“All Verizon shareholders should be alarmed at the corporation’s penny-wise but pound foolish business strategy,” Mark Balsamo, a recent Verizon retiree from Baltimore, told CWA. “Verizon executives have consistently put short-term profits over the long term sustainability of the company, including the basic needs of its workforce.

“Instead of investing in good jobs and expanding service, Verizon is refusing to negotiate with workers in good faith and failing to keep its promises to meet consumer demand for its FIOS service. As Verizon employees, we want our customers to get the quality they deserve.
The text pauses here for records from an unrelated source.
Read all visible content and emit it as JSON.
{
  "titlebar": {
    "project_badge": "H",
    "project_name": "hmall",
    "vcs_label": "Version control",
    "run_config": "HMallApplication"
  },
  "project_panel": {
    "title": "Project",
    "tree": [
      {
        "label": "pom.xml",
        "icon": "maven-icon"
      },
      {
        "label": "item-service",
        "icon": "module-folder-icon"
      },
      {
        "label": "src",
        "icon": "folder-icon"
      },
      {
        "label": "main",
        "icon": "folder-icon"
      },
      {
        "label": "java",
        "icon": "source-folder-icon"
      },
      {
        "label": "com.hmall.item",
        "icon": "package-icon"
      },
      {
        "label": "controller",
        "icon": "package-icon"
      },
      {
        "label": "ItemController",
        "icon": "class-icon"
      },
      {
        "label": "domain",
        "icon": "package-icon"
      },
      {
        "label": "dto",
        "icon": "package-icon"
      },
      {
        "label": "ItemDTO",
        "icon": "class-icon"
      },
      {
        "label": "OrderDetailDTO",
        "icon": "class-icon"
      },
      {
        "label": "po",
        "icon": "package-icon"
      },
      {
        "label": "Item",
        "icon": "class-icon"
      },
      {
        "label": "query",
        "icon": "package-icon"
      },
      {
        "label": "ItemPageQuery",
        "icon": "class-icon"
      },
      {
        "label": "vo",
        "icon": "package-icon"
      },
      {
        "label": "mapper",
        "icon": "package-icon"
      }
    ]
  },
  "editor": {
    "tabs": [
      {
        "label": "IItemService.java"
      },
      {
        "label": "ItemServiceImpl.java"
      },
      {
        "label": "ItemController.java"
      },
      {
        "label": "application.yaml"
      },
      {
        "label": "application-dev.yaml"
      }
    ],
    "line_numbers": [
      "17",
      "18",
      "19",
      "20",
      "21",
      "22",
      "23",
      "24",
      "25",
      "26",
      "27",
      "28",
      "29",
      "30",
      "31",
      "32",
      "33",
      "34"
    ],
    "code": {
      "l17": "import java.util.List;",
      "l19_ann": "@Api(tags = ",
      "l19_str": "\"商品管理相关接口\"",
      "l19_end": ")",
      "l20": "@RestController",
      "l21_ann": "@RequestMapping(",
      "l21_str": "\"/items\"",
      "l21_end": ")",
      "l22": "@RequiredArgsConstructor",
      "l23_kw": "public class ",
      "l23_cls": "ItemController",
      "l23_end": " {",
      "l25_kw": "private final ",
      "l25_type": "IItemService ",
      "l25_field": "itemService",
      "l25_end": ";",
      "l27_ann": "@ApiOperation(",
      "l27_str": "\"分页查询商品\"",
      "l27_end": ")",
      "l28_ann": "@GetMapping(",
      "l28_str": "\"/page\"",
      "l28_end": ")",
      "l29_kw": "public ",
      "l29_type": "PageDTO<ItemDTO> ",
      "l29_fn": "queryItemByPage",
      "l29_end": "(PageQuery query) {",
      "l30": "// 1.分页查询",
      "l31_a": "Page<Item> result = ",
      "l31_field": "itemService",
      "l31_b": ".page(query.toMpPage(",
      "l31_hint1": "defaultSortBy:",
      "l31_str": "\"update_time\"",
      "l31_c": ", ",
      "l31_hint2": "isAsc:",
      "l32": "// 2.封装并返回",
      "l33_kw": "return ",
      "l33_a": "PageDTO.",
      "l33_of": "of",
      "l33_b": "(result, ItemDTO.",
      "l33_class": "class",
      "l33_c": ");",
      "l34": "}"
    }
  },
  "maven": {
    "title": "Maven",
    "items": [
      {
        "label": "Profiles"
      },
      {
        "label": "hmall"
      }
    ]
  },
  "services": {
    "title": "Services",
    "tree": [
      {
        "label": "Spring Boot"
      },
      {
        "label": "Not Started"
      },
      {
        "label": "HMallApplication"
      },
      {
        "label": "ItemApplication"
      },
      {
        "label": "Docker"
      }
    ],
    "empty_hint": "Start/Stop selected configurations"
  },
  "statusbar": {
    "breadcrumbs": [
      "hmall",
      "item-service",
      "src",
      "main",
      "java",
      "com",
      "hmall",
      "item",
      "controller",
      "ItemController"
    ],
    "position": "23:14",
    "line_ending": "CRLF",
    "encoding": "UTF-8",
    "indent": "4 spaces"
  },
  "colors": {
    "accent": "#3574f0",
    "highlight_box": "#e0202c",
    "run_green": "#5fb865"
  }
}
As shareholders ourselves, we know it’s time to make some major changes to ensure that Verizon’s corporate leadership is accountable to all of us.”

One-Time Local 35 Guild Member Eleanor Roosevelt to Grace $5 Bill


For the first time in U.S. history, a committed union member will be on U.S. currency: Eleanor Roosevelt, who joined the American Newspaper Guild in 1936, will be on the back of the newly designed $5 bill.

Roosevelt will enter that pantheon when she joins Dr. Martin Luther King Jr. and Marian Anderson on the reverse side of the to-be-redesigned $5 bill, Treasury Secretary Jack Lew announced on April 20. President Abraham Lincoln will remain on the front of the bill.

“We have always taken great pride in the fact that Eleanor Roosevelt was a card-carrying member of our union,” said Bernie Lunzer, President of the News Guild sector of the Communications Workers of America. Roosevelt joined the American Newspaper Guild in 1936 and remained a member until her death in 1962.

“This an opportunity for Americans to learn more about that part of her life and her values, in addition to all the other reasons she deserves to be immortalized on U.S. currency,” Lunzer said of Roosevelt.

While serving as First Lady and for years afterwards, Roosevelt wrote a column, My Day, syndicated to more than 200 newspapers, with more than six million readers. She was a member of the Guild’s Washington-based local. The former Newspaper Guild Local 35 is now the Washington-Baltimore NewsGuild, CWA Local 30235.

“ER walked on picket lines, went into mines to inspect working conditions…and testified about what she saw,” Cornell University Professor Jo Freeman wrote in reviewing a Roosevelt biography in 2011. “Even during wartime” – World War II – “she supported the right of all workers to join unions.”

And Roosevelt used her column to argue for workers’ rights, women’s rights, African-American rights, and to chastise unions for excluding those groups from leadership positions, Freeman noted.

After the war, Roosevelt continued to support U.S. strikers and successfully argued for inserting the right to join unions into the UN Declaration of Human Rights.

The redesigned currency, which produced the decision to put Roosevelt on the $5 bill, occurred after a flood of comments came into the Treasury about its original plan to replace former Treasury Secretary Alexander Hamilton on the $10 bill with an historic woman.

That led to thousands of nominations for new figures on the $5, $10 and especially on $20 bills, given controversy over the record of President Andrew Jackson, now on the front of the $20 bill. Abolitionist and Underground Railroad leader Harriet Tubman will replace Jackson on the front. Jackson will be relegated to the other side, Lew said.

Meanwhile, “The reverse of the new $5 will highlight historic events that occurred at the Lincoln Memorial and will include images of Marian Anderson, Eleanor Roosevelt and Martin Luther King Jr.,” Treasury said. Though Treasury did not say so, the Daughters of the American Revolution had barred Anderson from singing at nearby Constitution Hall. Roosevelt not only arranged for Anderson’s concert at the memorial, but quit the DAR, blasting its racism.

Treasury said writers submitted names of 274 women to be on currency. Other unionists among those nominees were Jane Addams, founder of Hull House and co-founder of American Federation of Teachers Local 1, miners’ and labor activist Mary Harris “Mother” Jones and socialist unionist Emma Goldman.

Florence Kelley, founder of the labor-backed National Consumers League, and Frances Perkins, the first female cabinet member – as Secretary of Labor – and a strong advocate who lobbied FDR to enact both Social Security and the National Labor Relations Act, were also among the nominees.